<<<<

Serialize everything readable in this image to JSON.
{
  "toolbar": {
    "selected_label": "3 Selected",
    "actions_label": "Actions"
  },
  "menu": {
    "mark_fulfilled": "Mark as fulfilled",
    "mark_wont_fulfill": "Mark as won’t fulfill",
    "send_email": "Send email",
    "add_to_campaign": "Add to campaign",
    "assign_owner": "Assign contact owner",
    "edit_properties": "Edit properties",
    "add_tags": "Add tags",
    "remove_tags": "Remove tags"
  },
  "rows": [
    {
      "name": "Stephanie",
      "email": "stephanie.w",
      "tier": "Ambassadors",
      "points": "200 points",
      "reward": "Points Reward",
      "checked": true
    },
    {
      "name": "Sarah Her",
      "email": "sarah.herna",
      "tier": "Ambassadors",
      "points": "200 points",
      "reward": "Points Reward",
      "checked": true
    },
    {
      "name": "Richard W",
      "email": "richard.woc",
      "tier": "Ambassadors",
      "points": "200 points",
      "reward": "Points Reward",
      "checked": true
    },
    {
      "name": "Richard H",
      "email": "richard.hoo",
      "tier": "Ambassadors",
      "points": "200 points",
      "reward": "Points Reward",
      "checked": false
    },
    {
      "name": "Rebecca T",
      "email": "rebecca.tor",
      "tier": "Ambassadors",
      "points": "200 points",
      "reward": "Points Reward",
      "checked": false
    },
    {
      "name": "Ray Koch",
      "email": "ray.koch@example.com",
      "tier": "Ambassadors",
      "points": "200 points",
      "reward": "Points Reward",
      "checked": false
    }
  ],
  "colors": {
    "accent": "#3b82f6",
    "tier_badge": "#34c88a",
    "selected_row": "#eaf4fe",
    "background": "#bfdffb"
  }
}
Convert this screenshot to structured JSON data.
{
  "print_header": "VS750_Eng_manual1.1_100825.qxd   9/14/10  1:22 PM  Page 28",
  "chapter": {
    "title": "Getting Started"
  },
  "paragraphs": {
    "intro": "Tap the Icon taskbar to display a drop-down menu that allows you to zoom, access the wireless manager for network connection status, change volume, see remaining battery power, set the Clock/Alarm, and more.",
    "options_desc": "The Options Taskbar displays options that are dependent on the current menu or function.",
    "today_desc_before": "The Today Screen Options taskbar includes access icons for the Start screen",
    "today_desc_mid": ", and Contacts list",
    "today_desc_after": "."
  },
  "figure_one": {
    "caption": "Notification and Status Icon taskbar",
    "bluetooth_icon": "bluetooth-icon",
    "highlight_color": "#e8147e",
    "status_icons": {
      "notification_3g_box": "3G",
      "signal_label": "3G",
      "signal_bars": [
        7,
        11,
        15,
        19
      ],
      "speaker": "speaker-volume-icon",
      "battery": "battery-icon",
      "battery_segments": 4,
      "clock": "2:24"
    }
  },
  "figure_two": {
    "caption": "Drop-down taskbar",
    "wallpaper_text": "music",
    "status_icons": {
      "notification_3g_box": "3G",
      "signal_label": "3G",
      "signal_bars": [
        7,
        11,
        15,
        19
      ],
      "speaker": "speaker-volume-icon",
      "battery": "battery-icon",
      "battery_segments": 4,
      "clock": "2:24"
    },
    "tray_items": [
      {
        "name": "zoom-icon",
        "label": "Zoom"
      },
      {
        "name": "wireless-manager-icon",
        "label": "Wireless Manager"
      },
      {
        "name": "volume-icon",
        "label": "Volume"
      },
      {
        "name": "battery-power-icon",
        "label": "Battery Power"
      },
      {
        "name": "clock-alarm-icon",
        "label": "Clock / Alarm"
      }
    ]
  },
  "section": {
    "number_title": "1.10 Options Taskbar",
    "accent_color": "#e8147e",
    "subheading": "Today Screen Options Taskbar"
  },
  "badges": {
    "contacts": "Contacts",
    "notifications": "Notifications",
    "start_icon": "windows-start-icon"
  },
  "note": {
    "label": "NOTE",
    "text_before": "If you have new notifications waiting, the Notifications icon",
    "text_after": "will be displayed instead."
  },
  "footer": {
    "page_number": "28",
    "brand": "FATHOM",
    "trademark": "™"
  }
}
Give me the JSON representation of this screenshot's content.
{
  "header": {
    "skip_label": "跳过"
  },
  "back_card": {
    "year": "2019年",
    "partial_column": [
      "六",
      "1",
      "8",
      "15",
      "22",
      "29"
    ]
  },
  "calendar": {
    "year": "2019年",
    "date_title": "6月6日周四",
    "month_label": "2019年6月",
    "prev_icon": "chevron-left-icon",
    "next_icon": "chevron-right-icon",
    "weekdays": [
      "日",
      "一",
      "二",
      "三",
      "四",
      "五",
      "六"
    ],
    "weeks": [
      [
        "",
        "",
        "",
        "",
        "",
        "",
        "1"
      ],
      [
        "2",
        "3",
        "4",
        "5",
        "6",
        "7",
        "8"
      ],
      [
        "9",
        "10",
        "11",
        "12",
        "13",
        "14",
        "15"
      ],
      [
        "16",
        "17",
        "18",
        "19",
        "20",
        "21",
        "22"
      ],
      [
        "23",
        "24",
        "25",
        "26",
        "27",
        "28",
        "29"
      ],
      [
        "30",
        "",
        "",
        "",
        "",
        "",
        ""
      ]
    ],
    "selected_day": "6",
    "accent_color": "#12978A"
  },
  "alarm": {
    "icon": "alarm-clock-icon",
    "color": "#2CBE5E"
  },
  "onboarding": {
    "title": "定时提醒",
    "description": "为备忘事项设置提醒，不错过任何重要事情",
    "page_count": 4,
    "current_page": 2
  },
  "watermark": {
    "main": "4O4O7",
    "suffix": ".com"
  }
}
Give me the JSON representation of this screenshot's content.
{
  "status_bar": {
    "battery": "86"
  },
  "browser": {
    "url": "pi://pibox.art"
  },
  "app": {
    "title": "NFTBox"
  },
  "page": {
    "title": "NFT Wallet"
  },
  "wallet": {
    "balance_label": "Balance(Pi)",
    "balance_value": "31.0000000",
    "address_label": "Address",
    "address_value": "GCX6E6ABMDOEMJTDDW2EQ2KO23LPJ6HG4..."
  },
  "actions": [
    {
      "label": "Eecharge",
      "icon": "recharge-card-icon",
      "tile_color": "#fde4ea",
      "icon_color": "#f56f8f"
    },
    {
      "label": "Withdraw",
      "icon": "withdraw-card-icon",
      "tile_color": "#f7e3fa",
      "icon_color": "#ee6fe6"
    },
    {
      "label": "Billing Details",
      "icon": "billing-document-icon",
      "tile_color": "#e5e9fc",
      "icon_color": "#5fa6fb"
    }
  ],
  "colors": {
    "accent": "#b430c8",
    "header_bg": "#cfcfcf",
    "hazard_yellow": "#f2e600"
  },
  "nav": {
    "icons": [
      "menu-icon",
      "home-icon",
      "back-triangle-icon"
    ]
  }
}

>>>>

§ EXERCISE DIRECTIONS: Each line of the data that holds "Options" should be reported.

§ ANSWER BOX:
    "options_desc": "The Options Taskbar displays options that are dependent on the current menu or function.",
    "today_desc_before": "The Today Screen Options taskbar includes access icons for the Start screen",
    "number_title": "1.10 Options Taskbar",
    "subheading": "Today Screen Options Taskbar"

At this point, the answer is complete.